• WHAT THE TASK ASKS:
Drop the pictures, then repeat every record exactly as it stands.

• Data about app and page elements:
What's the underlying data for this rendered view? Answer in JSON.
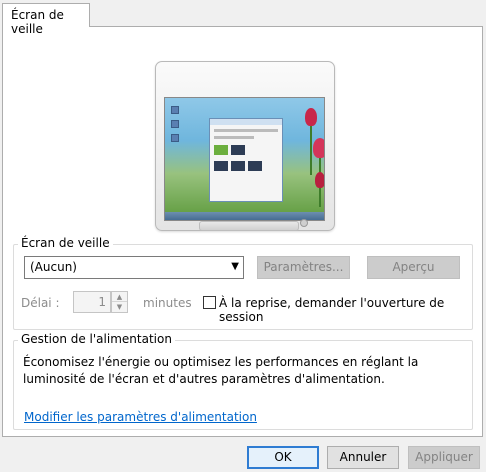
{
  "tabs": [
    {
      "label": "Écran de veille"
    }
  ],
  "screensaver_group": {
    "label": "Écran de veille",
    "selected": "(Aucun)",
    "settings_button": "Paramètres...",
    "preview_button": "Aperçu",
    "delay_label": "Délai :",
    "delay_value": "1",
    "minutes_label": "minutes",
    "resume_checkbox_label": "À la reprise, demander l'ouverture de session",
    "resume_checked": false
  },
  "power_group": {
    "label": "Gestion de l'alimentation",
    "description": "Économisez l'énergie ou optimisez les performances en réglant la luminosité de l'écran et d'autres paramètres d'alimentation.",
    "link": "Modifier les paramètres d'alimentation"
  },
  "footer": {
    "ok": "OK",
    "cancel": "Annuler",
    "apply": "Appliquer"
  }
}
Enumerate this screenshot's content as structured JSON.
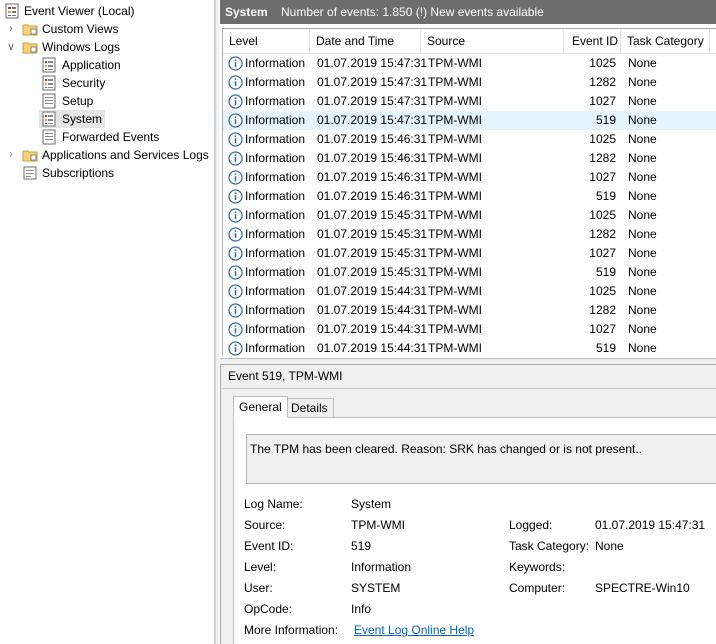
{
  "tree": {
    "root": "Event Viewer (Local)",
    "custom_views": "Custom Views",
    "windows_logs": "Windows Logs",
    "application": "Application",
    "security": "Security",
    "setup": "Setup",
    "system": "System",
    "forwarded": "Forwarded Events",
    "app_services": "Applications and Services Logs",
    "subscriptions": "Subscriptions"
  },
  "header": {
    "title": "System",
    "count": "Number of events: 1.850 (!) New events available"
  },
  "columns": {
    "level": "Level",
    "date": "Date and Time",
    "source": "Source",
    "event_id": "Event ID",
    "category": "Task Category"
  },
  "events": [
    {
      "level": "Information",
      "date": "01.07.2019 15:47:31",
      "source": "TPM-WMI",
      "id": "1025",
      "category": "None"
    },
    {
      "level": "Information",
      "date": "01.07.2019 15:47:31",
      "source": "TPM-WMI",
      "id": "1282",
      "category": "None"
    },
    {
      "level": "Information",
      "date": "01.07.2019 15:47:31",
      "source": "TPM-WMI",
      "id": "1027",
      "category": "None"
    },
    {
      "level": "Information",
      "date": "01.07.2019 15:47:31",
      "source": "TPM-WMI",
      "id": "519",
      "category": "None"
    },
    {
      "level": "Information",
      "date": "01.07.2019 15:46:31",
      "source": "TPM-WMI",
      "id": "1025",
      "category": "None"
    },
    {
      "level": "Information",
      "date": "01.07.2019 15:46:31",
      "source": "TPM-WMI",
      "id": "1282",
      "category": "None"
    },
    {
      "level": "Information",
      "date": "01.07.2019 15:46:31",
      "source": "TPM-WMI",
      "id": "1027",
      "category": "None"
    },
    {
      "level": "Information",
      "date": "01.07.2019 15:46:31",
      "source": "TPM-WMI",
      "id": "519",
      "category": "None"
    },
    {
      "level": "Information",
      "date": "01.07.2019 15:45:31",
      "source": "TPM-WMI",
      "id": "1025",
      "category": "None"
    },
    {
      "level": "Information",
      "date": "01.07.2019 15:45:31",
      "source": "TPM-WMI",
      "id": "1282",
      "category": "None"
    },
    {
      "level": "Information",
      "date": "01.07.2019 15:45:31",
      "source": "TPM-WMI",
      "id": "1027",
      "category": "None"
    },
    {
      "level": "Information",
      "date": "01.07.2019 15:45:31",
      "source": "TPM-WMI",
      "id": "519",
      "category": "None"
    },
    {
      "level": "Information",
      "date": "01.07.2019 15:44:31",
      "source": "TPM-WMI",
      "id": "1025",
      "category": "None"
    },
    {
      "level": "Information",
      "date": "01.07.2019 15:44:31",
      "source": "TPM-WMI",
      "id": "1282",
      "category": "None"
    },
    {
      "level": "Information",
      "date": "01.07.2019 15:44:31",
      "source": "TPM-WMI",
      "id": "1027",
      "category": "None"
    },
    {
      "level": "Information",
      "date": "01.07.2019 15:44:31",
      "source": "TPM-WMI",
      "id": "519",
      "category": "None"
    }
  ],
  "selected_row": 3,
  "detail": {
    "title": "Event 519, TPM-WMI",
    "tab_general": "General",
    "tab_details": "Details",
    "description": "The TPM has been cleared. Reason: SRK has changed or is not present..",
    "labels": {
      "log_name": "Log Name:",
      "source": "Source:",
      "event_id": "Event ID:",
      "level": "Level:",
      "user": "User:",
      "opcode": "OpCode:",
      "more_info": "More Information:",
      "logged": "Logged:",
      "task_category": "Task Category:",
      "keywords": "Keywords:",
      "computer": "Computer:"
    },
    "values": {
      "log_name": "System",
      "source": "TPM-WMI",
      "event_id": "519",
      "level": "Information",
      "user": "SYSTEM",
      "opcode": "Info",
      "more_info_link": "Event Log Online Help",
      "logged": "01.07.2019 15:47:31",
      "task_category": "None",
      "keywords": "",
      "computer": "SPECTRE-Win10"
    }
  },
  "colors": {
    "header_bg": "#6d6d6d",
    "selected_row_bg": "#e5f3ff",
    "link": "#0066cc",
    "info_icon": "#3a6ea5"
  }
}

• TASK OUTPUT:
What's the underlying data for this rendered view? Answer in JSON.
{
  "tabs": [
    {
      "label": "Écran de veille"
    }
  ],
  "screensaver_group": {
    "label": "Écran de veille",
    "selected": "(Aucun)",
    "settings_button": "Paramètres...",
    "preview_button": "Aperçu",
    "delay_label": "Délai :",
    "delay_value": "1",
    "minutes_label": "minutes",
    "resume_checkbox_label": "À la reprise, demander l'ouverture de session",
    "resume_checked": false
  },
  "power_group": {
    "label": "Gestion de l'alimentation",
    "description": "Économisez l'énergie ou optimisez les performances en réglant la luminosité de l'écran et d'autres paramètres d'alimentation.",
    "link": "Modifier les paramètres d'alimentation"
  },
  "footer": {
    "ok": "OK",
    "cancel": "Annuler",
    "apply": "Appliquer"
  }
}
Enumerate this screenshot's content as structured JSON.
{
  "tree": {
    "root": "Event Viewer (Local)",
    "custom_views": "Custom Views",
    "windows_logs": "Windows Logs",
    "application": "Application",
    "security": "Security",
    "setup": "Setup",
    "system": "System",
    "forwarded": "Forwarded Events",
    "app_services": "Applications and Services Logs",
    "subscriptions": "Subscriptions"
  },
  "header": {
    "title": "System",
    "count": "Number of events: 1.850 (!) New events available"
  },
  "columns": {
    "level": "Level",
    "date": "Date and Time",
    "source": "Source",
    "event_id": "Event ID",
    "category": "Task Category"
  },
  "events": [
    {
      "level": "Information",
      "date": "01.07.2019 15:47:31",
      "source": "TPM-WMI",
      "id": "1025",
      "category": "None"
    },
    {
      "level": "Information",
      "date": "01.07.2019 15:47:31",
      "source": "TPM-WMI",
      "id": "1282",
      "category": "None"
    },
    {
      "level": "Information",
      "date": "01.07.2019 15:47:31",
      "source": "TPM-WMI",
      "id": "1027",
      "category": "None"
    },
    {
      "level": "Information",
      "date": "01.07.2019 15:47:31",
      "source": "TPM-WMI",
      "id": "519",
      "category": "None"
    },
    {
      "level": "Information",
      "date": "01.07.2019 15:46:31",
      "source": "TPM-WMI",
      "id": "1025",
      "category": "None"
    },
    {
      "level": "Information",
      "date": "01.07.2019 15:46:31",
      "source": "TPM-WMI",
      "id": "1282",
      "category": "None"
    },
    {
      "level": "Information",
      "date": "01.07.2019 15:46:31",
      "source": "TPM-WMI",
      "id": "1027",
      "category": "None"
    },
    {
      "level": "Information",
      "date": "01.07.2019 15:46:31",
      "source": "TPM-WMI",
      "id": "519",
      "category": "None"
    },
    {
      "level": "Information",
      "date": "01.07.2019 15:45:31",
      "source": "TPM-WMI",
      "id": "1025",
      "category": "None"
    },
    {
      "level": "Information",
      "date": "01.07.2019 15:45:31",
      "source": "TPM-WMI",
      "id": "1282",
      "category": "None"
    },
    {
      "level": "Information",
      "date": "01.07.2019 15:45:31",
      "source": "TPM-WMI",
      "id": "1027",
      "category": "None"
    },
    {
      "level": "Information",
      "date": "01.07.2019 15:45:31",
      "source": "TPM-WMI",
      "id": "519",
      "category": "None"
    },
    {
      "level": "Information",
      "date": "01.07.2019 15:44:31",
      "source": "TPM-WMI",
      "id": "1025",
      "category": "None"
    },
    {
      "level": "Information",
      "date": "01.07.2019 15:44:31",
      "source": "TPM-WMI",
      "id": "1282",
      "category": "None"
    },
    {
      "level": "Information",
      "date": "01.07.2019 15:44:31",
      "source": "TPM-WMI",
      "id": "1027",
      "category": "None"
    },
    {
      "level": "Information",
      "date": "01.07.2019 15:44:31",
      "source": "TPM-WMI",
      "id": "519",
      "category": "None"
    }
  ],
  "selected_row": 3,
  "detail": {
    "title": "Event 519, TPM-WMI",
    "tab_general": "General",
    "tab_details": "Details",
    "description": "The TPM has been cleared. Reason: SRK has changed or is not present..",
    "labels": {
      "log_name": "Log Name:",
      "source": "Source:",
      "event_id": "Event ID:",
      "level": "Level:",
      "user": "User:",
      "opcode": "OpCode:",
      "more_info": "More Information:",
      "logged": "Logged:",
      "task_category": "Task Category:",
      "keywords": "Keywords:",
      "computer": "Computer:"
    },
    "values": {
      "log_name": "System",
      "source": "TPM-WMI",
      "event_id": "519",
      "level": "Information",
      "user": "SYSTEM",
      "opcode": "Info",
      "more_info_link": "Event Log Online Help",
      "logged": "01.07.2019 15:47:31",
      "task_category": "None",
      "keywords": "",
      "computer": "SPECTRE-Win10"
    }
  },
  "colors": {
    "header_bg": "#6d6d6d",
    "selected_row_bg": "#e5f3ff",
    "link": "#0066cc",
    "info_icon": "#3a6ea5"
  }
}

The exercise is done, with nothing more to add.